It's been quite a journey. One of my favorite things about grappling is that it's not the same for everyone; each person learns in their own time, in their own style. During one class, we were drilling a relatively easy spin around the back and something in my brain short circuited. Instead of doing step 1, 2, 3, I kept doing step 1, and then some bizarre hopping, flying motion that magically landed me at step 3. I mean, it kind of worked, but my inability to do it the usual way was a total mystery. When I asked Christian to observe and showed him my version of the move, he smiled, shrugged, shook his head and said, "What can I say? You travel in your own way."
In the early days, most of my partners were pretty big guys and I didn't get a lot of time to work with Liz or the smaller dudes, so I developed a primarily defensive game. Over the first sixth months, I went from being crushed and submitted every few seconds to being crushed and submitted only once in a while by the same people. Forget tapping anyone out; if I could just frustrate my partners enough by escaping and defending for most of the round, I considered it an epic win.
Once I got to a point where I could actually survive, I started trying to sneak in submissions and get better at transitioning from defensive to offensive positions. Mount became my go-to place and armbars became my focus. Liz is something of an evil armbar god so I'm always trying to learn more from her. I found my preferred guard passes (sexy creepy smash pass FTW) and the sweeps that worked best for me and started to develop my own game. It's an ongoing process that's always changing, but it's slowly coming along. I've also started rolling harder instead of just kicking back for the lazy flow roll that used to define my groundwork, and it's made a real difference not to mention certain training partners very happy. Whenever we have a good, hard roll, Liz gets that maniacal smile on her face and enthusiastically shakes my hand and thanks me afterwards.
The funny thing is, I've been working extra hard since I got my 4th stripe earlier in the year and had this borderline obsessive gotta wreck it, gotta get my blue belt, any day now attitude for a good few months before finally realizing how stupid it was to be focused on that instead of just doing what I needed to do. Literally the week after I stopped thinking that way and decided that I would never get promoted (yes, I admit it, it gets a little dramatic inside my head), I got my new belt.

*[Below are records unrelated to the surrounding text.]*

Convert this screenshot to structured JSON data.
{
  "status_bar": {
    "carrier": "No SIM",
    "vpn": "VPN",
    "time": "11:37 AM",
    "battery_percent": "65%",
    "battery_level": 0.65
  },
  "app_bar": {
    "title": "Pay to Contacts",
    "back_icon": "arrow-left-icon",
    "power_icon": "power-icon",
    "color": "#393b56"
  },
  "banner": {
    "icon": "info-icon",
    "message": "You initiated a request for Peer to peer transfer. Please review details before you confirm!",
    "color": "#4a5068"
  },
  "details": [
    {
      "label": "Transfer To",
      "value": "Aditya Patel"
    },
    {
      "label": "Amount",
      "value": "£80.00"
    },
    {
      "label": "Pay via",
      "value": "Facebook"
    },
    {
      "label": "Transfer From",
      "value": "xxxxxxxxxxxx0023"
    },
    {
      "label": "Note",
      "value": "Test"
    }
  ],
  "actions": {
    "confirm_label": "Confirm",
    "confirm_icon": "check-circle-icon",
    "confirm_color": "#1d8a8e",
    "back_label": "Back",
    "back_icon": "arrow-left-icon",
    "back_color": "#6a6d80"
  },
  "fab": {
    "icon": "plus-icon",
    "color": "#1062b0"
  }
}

My recent decision to stop waiting for it just made it that much more unexpected and surprising.
I've had long, intense rolls before but I've never done an Iron Man for that long with everyone standing around and watching. It was exhausting and awful but I made it through to the end. At least I didn't get submitted until Liz tackled me from behind and proceeded to gleefully tap me out over and over in rather brutal ways. It was an ass kicking with love, though, as I am now the second female to ever get promoted at our gym, and it felt fantastic. I damn sure plan to keep working my ass off and hope to earn my purple belt someday...at which point Liz will undoubtedly be a brown or black belt and still making me look stupid. I look forward to that day and in the meantime, I'll continue to learn new things, get better at what I already know, and enjoy absolutely every second of it.